*Your assignment:*
Set it all down exactly, every record and every line.
***
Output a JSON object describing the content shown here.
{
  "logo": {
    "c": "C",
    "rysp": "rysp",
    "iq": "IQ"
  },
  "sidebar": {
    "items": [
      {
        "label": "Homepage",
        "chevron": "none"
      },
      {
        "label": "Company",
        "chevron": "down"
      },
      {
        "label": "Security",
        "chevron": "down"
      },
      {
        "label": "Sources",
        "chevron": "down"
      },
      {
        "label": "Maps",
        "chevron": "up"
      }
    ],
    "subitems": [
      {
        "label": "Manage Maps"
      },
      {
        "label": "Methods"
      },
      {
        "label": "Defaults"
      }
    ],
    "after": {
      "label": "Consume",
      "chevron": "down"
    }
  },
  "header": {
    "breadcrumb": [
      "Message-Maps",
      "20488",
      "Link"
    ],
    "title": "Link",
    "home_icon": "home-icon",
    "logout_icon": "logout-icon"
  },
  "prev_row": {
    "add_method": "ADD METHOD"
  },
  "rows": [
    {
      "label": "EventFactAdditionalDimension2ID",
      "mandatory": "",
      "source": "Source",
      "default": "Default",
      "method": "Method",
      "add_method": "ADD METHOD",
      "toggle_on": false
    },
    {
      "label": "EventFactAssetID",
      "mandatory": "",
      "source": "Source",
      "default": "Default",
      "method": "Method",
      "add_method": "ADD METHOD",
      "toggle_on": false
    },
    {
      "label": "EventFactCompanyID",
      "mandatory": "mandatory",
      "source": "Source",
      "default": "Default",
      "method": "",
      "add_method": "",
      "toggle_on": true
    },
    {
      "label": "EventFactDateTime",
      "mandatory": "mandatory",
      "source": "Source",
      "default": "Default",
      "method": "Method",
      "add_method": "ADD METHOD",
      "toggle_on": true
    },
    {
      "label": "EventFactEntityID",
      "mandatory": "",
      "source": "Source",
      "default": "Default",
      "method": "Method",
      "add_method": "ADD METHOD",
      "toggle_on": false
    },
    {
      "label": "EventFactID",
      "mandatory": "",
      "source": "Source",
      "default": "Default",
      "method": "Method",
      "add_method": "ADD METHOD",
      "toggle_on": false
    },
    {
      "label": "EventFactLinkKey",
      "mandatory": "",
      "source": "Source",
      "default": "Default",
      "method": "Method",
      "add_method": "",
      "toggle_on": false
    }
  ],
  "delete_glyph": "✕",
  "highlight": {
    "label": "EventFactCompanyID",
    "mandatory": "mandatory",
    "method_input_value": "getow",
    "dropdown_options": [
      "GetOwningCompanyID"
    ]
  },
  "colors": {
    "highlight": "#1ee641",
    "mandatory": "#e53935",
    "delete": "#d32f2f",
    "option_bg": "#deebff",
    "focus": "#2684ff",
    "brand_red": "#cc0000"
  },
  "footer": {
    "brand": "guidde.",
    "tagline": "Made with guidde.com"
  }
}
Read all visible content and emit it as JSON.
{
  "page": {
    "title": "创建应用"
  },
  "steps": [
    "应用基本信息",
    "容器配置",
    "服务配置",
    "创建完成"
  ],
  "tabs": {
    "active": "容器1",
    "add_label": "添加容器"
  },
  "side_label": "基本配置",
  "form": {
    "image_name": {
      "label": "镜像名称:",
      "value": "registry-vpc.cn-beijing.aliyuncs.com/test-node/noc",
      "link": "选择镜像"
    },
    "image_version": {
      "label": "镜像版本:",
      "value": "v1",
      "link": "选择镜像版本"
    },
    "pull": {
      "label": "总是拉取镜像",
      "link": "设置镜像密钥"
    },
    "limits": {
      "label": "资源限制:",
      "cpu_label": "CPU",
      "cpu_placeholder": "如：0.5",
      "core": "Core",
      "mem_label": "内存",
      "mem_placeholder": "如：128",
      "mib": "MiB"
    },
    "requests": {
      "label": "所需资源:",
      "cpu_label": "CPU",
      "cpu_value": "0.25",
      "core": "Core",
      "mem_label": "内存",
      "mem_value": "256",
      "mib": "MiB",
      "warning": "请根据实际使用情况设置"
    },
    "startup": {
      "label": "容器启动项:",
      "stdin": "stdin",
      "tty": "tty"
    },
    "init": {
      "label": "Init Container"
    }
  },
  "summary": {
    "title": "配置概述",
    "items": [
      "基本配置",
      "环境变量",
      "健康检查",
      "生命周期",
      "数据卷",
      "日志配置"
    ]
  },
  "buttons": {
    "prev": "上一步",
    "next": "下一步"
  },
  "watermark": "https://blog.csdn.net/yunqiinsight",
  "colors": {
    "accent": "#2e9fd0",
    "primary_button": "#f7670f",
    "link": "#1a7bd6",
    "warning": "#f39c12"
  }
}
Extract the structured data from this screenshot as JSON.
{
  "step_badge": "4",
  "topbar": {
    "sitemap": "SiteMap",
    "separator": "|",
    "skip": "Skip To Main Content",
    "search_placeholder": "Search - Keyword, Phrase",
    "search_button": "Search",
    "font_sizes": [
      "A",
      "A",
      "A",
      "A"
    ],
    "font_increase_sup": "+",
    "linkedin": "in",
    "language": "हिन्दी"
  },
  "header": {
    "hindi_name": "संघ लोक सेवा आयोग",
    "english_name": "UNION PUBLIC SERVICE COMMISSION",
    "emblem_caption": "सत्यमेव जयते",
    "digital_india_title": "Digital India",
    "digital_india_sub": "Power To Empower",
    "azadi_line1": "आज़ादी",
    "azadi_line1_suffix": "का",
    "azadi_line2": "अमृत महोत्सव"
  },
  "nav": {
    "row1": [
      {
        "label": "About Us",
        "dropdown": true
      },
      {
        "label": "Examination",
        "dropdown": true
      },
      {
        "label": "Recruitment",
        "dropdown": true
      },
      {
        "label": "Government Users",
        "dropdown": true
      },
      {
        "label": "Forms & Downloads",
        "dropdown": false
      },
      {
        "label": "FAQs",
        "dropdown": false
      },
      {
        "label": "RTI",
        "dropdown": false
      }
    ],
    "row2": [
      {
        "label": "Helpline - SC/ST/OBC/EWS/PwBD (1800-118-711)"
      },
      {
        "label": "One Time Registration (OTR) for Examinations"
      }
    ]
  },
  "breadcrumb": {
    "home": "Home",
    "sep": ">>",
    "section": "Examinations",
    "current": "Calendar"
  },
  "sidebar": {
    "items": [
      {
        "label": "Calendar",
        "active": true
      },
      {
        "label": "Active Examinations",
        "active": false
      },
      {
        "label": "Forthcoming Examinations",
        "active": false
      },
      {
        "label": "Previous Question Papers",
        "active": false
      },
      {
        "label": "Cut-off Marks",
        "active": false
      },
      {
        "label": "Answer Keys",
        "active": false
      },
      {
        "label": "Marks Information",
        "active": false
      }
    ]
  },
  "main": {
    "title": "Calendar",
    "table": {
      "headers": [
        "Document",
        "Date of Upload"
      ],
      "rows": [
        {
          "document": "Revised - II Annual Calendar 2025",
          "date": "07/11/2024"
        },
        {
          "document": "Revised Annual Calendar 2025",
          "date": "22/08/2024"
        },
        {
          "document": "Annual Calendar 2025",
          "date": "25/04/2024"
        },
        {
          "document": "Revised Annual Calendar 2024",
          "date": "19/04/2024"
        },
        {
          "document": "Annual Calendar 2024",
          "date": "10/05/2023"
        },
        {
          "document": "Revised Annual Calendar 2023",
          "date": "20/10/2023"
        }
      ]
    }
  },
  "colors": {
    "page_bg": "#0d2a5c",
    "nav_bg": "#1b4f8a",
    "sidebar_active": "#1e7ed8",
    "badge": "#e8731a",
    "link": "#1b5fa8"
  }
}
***
*Answer section:*
Output a JSON object describing the content shown here.
{
  "logo": {
    "c": "C",
    "rysp": "rysp",
    "iq": "IQ"
  },
  "sidebar": {
    "items": [
      {
        "label": "Homepage",
        "chevron": "none"
      },
      {
        "label": "Company",
        "chevron": "down"
      },
      {
        "label": "Security",
        "chevron": "down"
      },
      {
        "label": "Sources",
        "chevron": "down"
      },
      {
        "label": "Maps",
        "chevron": "up"
      }
    ],
    "subitems": [
      {
        "label": "Manage Maps"
      },
      {
        "label": "Methods"
      },
      {
        "label": "Defaults"
      }
    ],
    "after": {
      "label": "Consume",
      "chevron": "down"
    }
  },
  "header": {
    "breadcrumb": [
      "Message-Maps",
      "20488",
      "Link"
    ],
    "title": "Link",
    "home_icon": "home-icon",
    "logout_icon": "logout-icon"
  },
  "prev_row": {
    "add_method": "ADD METHOD"
  },
  "rows": [
    {
      "label": "EventFactAdditionalDimension2ID",
      "mandatory": "",
      "source": "Source",
      "default": "Default",
      "method": "Method",
      "add_method": "ADD METHOD",
      "toggle_on": false
    },
    {
      "label": "EventFactAssetID",
      "mandatory": "",
      "source": "Source",
      "default": "Default",
      "method": "Method",
      "add_method": "ADD METHOD",
      "toggle_on": false
    },
    {
      "label": "EventFactCompanyID",
      "mandatory": "mandatory",
      "source": "Source",
      "default": "Default",
      "method": "",
      "add_method": "",
      "toggle_on": true
    },
    {
      "label": "EventFactDateTime",
      "mandatory": "mandatory",
      "source": "Source",
      "default": "Default",
      "method": "Method",
      "add_method": "ADD METHOD",
      "toggle_on": true
    },
    {
      "label": "EventFactEntityID",
      "mandatory": "",
      "source": "Source",
      "default": "Default",
      "method": "Method",
      "add_method": "ADD METHOD",
      "toggle_on": false
    },
    {
      "label": "EventFactID",
      "mandatory": "",
      "source": "Source",
      "default": "Default",
      "method": "Method",
      "add_method": "ADD METHOD",
      "toggle_on": false
    },
    {
      "label": "EventFactLinkKey",
      "mandatory": "",
      "source": "Source",
      "default": "Default",
      "method": "Method",
      "add_method": "",
      "toggle_on": false
    }
  ],
  "delete_glyph": "✕",
  "highlight": {
    "label": "EventFactCompanyID",
    "mandatory": "mandatory",
    "method_input_value": "getow",
    "dropdown_options": [
      "GetOwningCompanyID"
    ]
  },
  "colors": {
    "highlight": "#1ee641",
    "mandatory": "#e53935",
    "delete": "#d32f2f",
    "option_bg": "#deebff",
    "focus": "#2684ff",
    "brand_red": "#cc0000"
  },
  "footer": {
    "brand": "guidde.",
    "tagline": "Made with guidde.com"
  }
}
Read all visible content and emit it as JSON.
{
  "page": {
    "title": "创建应用"
  },
  "steps": [
    "应用基本信息",
    "容器配置",
    "服务配置",
    "创建完成"
  ],
  "tabs": {
    "active": "容器1",
    "add_label": "添加容器"
  },
  "side_label": "基本配置",
  "form": {
    "image_name": {
      "label": "镜像名称:",
      "value": "registry-vpc.cn-beijing.aliyuncs.com/test-node/noc",
      "link": "选择镜像"
    },
    "image_version": {
      "label": "镜像版本:",
      "value": "v1",
      "link": "选择镜像版本"
    },
    "pull": {
      "label": "总是拉取镜像",
      "link": "设置镜像密钥"
    },
    "limits": {
      "label": "资源限制:",
      "cpu_label": "CPU",
      "cpu_placeholder": "如：0.5",
      "core": "Core",
      "mem_label": "内存",
      "mem_placeholder": "如：128",
      "mib": "MiB"
    },
    "requests": {
      "label": "所需资源:",
      "cpu_label": "CPU",
      "cpu_value": "0.25",
      "core": "Core",
      "mem_label": "内存",
      "mem_value": "256",
      "mib": "MiB",
      "warning": "请根据实际使用情况设置"
    },
    "startup": {
      "label": "容器启动项:",
      "stdin": "stdin",
      "tty": "tty"
    },
    "init": {
      "label": "Init Container"
    }
  },
  "summary": {
    "title": "配置概述",
    "items": [
      "基本配置",
      "环境变量",
      "健康检查",
      "生命周期",
      "数据卷",
      "日志配置"
    ]
  },
  "buttons": {
    "prev": "上一步",
    "next": "下一步"
  },
  "watermark": "https://blog.csdn.net/yunqiinsight",
  "colors": {
    "accent": "#2e9fd0",
    "primary_button": "#f7670f",
    "link": "#1a7bd6",
    "warning": "#f39c12"
  }
}
Extract the structured data from this screenshot as JSON.
{
  "step_badge": "4",
  "topbar": {
    "sitemap": "SiteMap",
    "separator": "|",
    "skip": "Skip To Main Content",
    "search_placeholder": "Search - Keyword, Phrase",
    "search_button": "Search",
    "font_sizes": [
      "A",
      "A",
      "A",
      "A"
    ],
    "font_increase_sup": "+",
    "linkedin": "in",
    "language": "हिन्दी"
  },
  "header": {
    "hindi_name": "संघ लोक सेवा आयोग",
    "english_name": "UNION PUBLIC SERVICE COMMISSION",
    "emblem_caption": "सत्यमेव जयते",
    "digital_india_title": "Digital India",
    "digital_india_sub": "Power To Empower",
    "azadi_line1": "आज़ादी",
    "azadi_line1_suffix": "का",
    "azadi_line2": "अमृत महोत्सव"
  },
  "nav": {
    "row1": [
      {
        "label": "About Us",
        "dropdown": true
      },
      {
        "label": "Examination",
        "dropdown": true
      },
      {
        "label": "Recruitment",
        "dropdown": true
      },
      {
        "label": "Government Users",
        "dropdown": true
      },
      {
        "label": "Forms & Downloads",
        "dropdown": false
      },
      {
        "label": "FAQs",
        "dropdown": false
      },
      {
        "label": "RTI",
        "dropdown": false
      }
    ],
    "row2": [
      {
        "label": "Helpline - SC/ST/OBC/EWS/PwBD (1800-118-711)"
      },
      {
        "label": "One Time Registration (OTR) for Examinations"
      }
    ]
  },
  "breadcrumb": {
    "home": "Home",
    "sep": ">>",
    "section": "Examinations",
    "current": "Calendar"
  },
  "sidebar": {
    "items": [
      {
        "label": "Calendar",
        "active": true
      },
      {
        "label": "Active Examinations",
        "active": false
      },
      {
        "label": "Forthcoming Examinations",
        "active": false
      },
      {
        "label": "Previous Question Papers",
        "active": false
      },
      {
        "label": "Cut-off Marks",
        "active": false
      },
      {
        "label": "Answer Keys",
        "active": false
      },
      {
        "label": "Marks Information",
        "active": false
      }
    ]
  },
  "main": {
    "title": "Calendar",
    "table": {
      "headers": [
        "Document",
        "Date of Upload"
      ],
      "rows": [
        {
          "document": "Revised - II Annual Calendar 2025",
          "date": "07/11/2024"
        },
        {
          "document": "Revised Annual Calendar 2025",
          "date": "22/08/2024"
        },
        {
          "document": "Annual Calendar 2025",
          "date": "25/04/2024"
        },
        {
          "document": "Revised Annual Calendar 2024",
          "date": "19/04/2024"
        },
        {
          "document": "Annual Calendar 2024",
          "date": "10/05/2023"
        },
        {
          "document": "Revised Annual Calendar 2023",
          "date": "20/10/2023"
        }
      ]
    }
  },
  "colors": {
    "page_bg": "#0d2a5c",
    "nav_bg": "#1b4f8a",
    "sidebar_active": "#1e7ed8",
    "badge": "#e8731a",
    "link": "#1b5fa8"
  }
}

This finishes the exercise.